• _Task objective_
The expected output is each line below containing "path", copied in full.

....

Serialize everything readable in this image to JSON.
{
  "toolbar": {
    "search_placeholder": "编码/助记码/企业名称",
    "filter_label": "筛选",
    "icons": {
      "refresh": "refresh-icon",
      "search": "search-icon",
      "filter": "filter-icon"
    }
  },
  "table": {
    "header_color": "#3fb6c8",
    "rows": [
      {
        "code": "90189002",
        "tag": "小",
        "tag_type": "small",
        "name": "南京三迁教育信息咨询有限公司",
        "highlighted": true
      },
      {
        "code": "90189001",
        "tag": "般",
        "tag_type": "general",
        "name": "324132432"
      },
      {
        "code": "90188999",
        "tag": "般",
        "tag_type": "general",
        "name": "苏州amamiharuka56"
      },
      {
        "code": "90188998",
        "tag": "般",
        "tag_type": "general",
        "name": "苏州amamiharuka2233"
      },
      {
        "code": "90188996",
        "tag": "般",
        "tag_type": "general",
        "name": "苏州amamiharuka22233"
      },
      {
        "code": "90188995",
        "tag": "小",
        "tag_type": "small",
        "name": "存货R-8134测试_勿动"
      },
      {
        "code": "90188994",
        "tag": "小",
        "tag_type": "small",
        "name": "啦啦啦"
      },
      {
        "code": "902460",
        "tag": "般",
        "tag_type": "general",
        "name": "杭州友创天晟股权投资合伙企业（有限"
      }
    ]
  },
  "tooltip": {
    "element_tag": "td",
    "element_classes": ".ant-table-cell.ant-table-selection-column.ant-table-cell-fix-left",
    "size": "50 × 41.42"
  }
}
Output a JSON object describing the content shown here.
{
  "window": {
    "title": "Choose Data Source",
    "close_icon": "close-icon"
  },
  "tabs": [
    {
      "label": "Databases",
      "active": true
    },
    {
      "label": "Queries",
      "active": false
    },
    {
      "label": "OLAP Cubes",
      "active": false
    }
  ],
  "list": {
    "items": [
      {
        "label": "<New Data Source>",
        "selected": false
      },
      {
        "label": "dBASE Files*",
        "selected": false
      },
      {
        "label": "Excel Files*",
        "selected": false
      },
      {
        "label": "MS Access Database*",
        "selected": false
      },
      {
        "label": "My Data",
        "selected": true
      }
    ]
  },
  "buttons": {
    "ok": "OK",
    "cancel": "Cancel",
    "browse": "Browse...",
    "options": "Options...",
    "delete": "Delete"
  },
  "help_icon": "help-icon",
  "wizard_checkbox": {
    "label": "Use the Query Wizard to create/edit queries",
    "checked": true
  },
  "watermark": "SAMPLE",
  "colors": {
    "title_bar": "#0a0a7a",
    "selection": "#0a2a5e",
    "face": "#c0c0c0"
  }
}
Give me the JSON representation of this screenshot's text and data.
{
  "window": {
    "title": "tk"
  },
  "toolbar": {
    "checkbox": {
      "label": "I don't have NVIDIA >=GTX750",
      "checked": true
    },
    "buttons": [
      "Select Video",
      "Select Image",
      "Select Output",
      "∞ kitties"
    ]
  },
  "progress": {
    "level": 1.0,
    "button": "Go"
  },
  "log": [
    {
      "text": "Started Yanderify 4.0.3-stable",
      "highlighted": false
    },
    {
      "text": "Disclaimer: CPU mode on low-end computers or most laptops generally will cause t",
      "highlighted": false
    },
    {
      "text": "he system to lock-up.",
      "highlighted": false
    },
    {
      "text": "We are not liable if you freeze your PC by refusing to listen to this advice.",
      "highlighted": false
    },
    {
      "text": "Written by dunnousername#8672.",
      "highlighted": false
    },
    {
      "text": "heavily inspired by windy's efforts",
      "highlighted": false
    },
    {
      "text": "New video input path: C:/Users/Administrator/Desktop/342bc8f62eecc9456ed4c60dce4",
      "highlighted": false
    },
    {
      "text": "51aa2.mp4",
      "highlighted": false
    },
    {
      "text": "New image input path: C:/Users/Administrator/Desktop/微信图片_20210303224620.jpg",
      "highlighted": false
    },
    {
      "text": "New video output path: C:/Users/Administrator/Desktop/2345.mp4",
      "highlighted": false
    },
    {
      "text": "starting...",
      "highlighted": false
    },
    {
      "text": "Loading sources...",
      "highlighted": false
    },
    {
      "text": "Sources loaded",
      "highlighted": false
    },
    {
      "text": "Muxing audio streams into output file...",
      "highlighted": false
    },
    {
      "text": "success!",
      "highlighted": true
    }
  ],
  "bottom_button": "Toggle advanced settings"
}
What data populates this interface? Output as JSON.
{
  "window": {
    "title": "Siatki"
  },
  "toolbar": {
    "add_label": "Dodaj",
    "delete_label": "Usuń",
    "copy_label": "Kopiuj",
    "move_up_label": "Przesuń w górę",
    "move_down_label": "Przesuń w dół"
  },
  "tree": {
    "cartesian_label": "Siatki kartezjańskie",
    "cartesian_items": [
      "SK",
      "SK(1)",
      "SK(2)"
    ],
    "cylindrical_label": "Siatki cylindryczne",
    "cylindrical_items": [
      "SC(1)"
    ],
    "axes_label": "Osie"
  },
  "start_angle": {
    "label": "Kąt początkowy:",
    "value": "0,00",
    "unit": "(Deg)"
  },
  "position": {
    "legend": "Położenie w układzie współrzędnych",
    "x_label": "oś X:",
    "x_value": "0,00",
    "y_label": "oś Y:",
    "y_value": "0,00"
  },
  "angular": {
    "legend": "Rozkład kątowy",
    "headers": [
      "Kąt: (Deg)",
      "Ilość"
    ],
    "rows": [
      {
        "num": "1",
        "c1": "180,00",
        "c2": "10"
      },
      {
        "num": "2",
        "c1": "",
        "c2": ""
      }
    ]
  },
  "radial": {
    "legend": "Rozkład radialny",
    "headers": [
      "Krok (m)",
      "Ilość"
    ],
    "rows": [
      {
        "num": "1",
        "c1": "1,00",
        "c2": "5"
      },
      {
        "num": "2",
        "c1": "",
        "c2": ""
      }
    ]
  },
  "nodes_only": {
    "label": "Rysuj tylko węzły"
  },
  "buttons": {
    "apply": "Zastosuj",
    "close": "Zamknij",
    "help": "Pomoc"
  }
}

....

• _Answer to the exercise_
      "text": "New video input path: C:/Users/Administrator/Desktop/342bc8f62eecc9456ed4c60dce4",
      "text": "New image input path: C:/Users/Administrator/Desktop/微信图片_20210303224620.jpg",
      "text": "New video output path: C:/Users/Administrator/Desktop/2345.mp4",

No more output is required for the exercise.